(Recorded information begins)
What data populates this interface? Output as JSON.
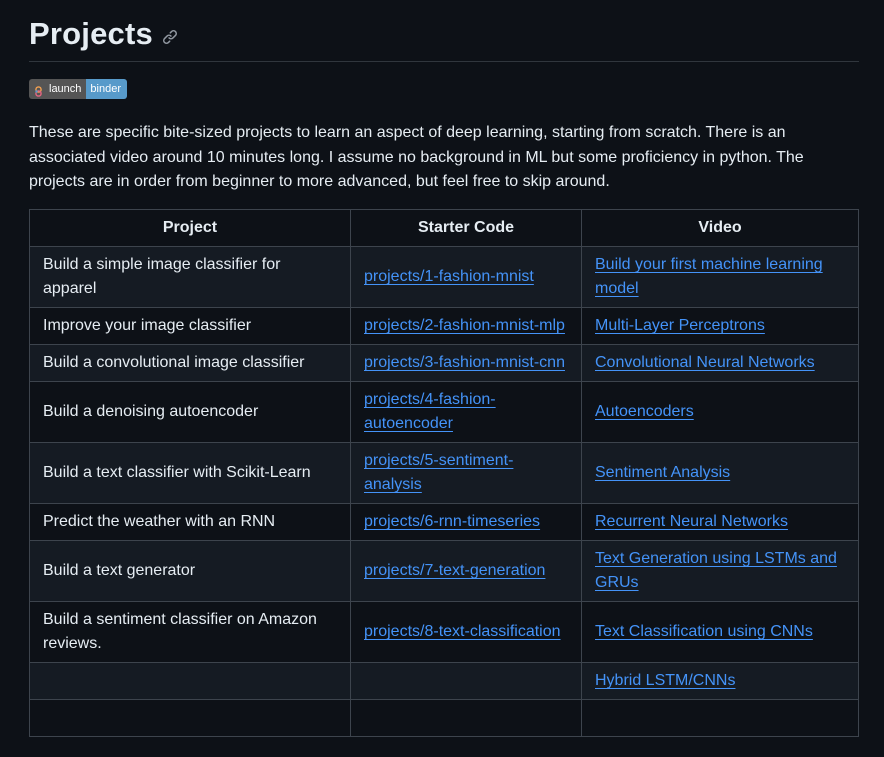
{
  "section": {
    "title": "Projects",
    "anchor_icon": "link-icon"
  },
  "badge": {
    "icon": "binder-logo",
    "left_label": "launch",
    "right_label": "binder",
    "left_color": "#555555",
    "right_color": "#579aca"
  },
  "intro": "These are specific bite-sized projects to learn an aspect of deep learning, starting from scratch. There is an associated video around 10 minutes long. I assume no background in ML but some proficiency in python. The projects are in order from beginner to more advanced, but feel free to skip around.",
  "table": {
    "headers": [
      "Project",
      "Starter Code",
      "Video"
    ],
    "rows": [
      {
        "project": "Build a simple image classifier for apparel",
        "code": "projects/1-fashion-mnist",
        "video": "Build your first machine learning model"
      },
      {
        "project": "Improve your image classifier",
        "code": "projects/2-fashion-mnist-mlp",
        "video": "Multi-Layer Perceptrons"
      },
      {
        "project": "Build a convolutional image classifier",
        "code": "projects/3-fashion-mnist-cnn",
        "video": "Convolutional Neural Networks"
      },
      {
        "project": "Build a denoising autoencoder",
        "code": "projects/4-fashion-autoencoder",
        "video": "Autoencoders"
      },
      {
        "project": "Build a text classifier with Scikit-Learn",
        "code": "projects/5-sentiment-analysis",
        "video": "Sentiment Analysis"
      },
      {
        "project": "Predict the weather with an RNN",
        "code": "projects/6-rnn-timeseries",
        "video": "Recurrent Neural Networks"
      },
      {
        "project": "Build a text generator",
        "code": "projects/7-text-generation",
        "video": "Text Generation using LSTMs and GRUs"
      },
      {
        "project": "Build a sentiment classifier on Amazon reviews.",
        "code": "projects/8-text-classification",
        "video": "Text Classification using CNNs"
      },
      {
        "project": "",
        "code": "",
        "video": "Hybrid LSTM/CNNs"
      },
      {
        "project": "",
        "code": "",
        "video": ""
      }
    ]
  },
  "colors": {
    "background": "#0d1117",
    "text": "#e6edf3",
    "link": "#4493f8",
    "border": "#3d444d",
    "row_alt": "#151b23"
  }
}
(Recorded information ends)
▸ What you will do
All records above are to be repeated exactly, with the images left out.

▸ Finished task
What data populates this interface? Output as JSON.
{
  "section": {
    "title": "Projects",
    "anchor_icon": "link-icon"
  },
  "badge": {
    "icon": "binder-logo",
    "left_label": "launch",
    "right_label": "binder",
    "left_color": "#555555",
    "right_color": "#579aca"
  },
  "intro": "These are specific bite-sized projects to learn an aspect of deep learning, starting from scratch. There is an associated video around 10 minutes long. I assume no background in ML but some proficiency in python. The projects are in order from beginner to more advanced, but feel free to skip around.",
  "table": {
    "headers": [
      "Project",
      "Starter Code",
      "Video"
    ],
    "rows": [
      {
        "project": "Build a simple image classifier for apparel",
        "code": "projects/1-fashion-mnist",
        "video": "Build your first machine learning model"
      },
      {
        "project": "Improve your image classifier",
        "code": "projects/2-fashion-mnist-mlp",
        "video": "Multi-Layer Perceptrons"
      },
      {
        "project": "Build a convolutional image classifier",
        "code": "projects/3-fashion-mnist-cnn",
        "video": "Convolutional Neural Networks"
      },
      {
        "project": "Build a denoising autoencoder",
        "code": "projects/4-fashion-autoencoder",
        "video": "Autoencoders"
      },
      {
        "project": "Build a text classifier with Scikit-Learn",
        "code": "projects/5-sentiment-analysis",
        "video": "Sentiment Analysis"
      },
      {
        "project": "Predict the weather with an RNN",
        "code": "projects/6-rnn-timeseries",
        "video": "Recurrent Neural Networks"
      },
      {
        "project": "Build a text generator",
        "code": "projects/7-text-generation",
        "video": "Text Generation using LSTMs and GRUs"
      },
      {
        "project": "Build a sentiment classifier on Amazon reviews.",
        "code": "projects/8-text-classification",
        "video": "Text Classification using CNNs"
      },
      {
        "project": "",
        "code": "",
        "video": "Hybrid LSTM/CNNs"
      },
      {
        "project": "",
        "code": "",
        "video": ""
      }
    ]
  },
  "colors": {
    "background": "#0d1117",
    "text": "#e6edf3",
    "link": "#4493f8",
    "border": "#3d444d",
    "row_alt": "#151b23"
  }
}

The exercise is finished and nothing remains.